I'm Privileged in my exposure to many groups of people. I have friends of all backgrounds. I love all types of cuisines. My traveling has been extensive. My English is pretty much perfect minus a slight New Yorker twang.

I have privilege based on my Anglo Saxon features. My long flowing hair. You know I've been told that I don't look like your average Desi. I knew I had privilege over my sisters that looked so much like me but I happened to be the light skinned sister. I knew it the moment this little girl came up to us to ask me why my sisters were darker than me, or by the number of compliments I received even they are so much more beautiful.

Privileged to have been born to a family that is considered higher in the totem pole of social standing. I knew that it meant something when a personal family friend held up a plane just so we could finish eating dinner in enjoyment. All of these privileges have granted me a special, unique experience that others have not received.

Sure, my name still throws off many employers. The typical job search can sometimes be fruitless despite by stellar resume and background. Once I land the interview, I'm usually golden. But getting there? That proves more difficult.

In my home city, I don't get the surprised looks of my perfect English. When I go elsewhere, they always wonder how I speak such perfect English?

Many stereotypes work against me. But there are many things that also work for me. I have the ability to flow in and out of different circles with ease, since I am not too much of just one thing.
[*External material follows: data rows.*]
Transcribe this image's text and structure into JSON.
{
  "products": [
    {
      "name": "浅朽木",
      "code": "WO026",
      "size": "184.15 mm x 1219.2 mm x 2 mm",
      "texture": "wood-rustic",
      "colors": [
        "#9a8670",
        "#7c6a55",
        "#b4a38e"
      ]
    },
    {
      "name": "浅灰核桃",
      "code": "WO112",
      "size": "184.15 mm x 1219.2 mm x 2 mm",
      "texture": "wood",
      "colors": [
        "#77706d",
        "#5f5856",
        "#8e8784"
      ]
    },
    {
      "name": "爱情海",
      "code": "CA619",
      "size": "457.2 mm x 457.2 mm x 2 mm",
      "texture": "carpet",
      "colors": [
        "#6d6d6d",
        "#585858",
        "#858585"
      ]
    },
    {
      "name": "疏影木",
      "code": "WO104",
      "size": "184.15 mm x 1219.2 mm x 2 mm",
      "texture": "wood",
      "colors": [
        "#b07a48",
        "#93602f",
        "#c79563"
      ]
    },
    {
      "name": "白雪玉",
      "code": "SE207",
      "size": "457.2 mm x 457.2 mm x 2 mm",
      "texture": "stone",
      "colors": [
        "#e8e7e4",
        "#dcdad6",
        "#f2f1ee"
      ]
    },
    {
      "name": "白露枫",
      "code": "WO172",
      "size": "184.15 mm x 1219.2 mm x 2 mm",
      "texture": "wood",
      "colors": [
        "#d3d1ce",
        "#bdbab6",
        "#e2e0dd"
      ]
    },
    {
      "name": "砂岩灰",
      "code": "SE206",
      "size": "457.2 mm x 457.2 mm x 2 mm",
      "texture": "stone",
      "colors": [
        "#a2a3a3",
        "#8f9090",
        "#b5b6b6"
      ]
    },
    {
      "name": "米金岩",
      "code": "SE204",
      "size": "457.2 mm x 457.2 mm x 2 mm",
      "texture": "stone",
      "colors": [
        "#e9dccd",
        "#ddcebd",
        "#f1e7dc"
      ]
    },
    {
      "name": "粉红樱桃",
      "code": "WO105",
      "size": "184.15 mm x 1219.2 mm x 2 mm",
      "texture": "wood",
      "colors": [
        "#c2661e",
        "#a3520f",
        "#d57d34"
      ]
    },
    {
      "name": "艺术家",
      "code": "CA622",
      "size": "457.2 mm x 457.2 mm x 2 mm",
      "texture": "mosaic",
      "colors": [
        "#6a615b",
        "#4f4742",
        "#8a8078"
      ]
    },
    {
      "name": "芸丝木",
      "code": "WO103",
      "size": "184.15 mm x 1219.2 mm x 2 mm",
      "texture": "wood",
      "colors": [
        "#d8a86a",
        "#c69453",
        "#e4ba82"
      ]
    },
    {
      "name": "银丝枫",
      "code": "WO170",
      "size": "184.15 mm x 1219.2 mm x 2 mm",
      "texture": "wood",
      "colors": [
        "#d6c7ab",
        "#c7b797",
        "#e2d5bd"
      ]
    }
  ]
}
      What is for sure though, my special circumstances, my privileges, the pitfalls they all make me who I am today. It has afforded me the opportunity of exposure. I have reaped the rewards of the more privileged. But I have also gained a particular understanding of those who are less so. And I feel your pain.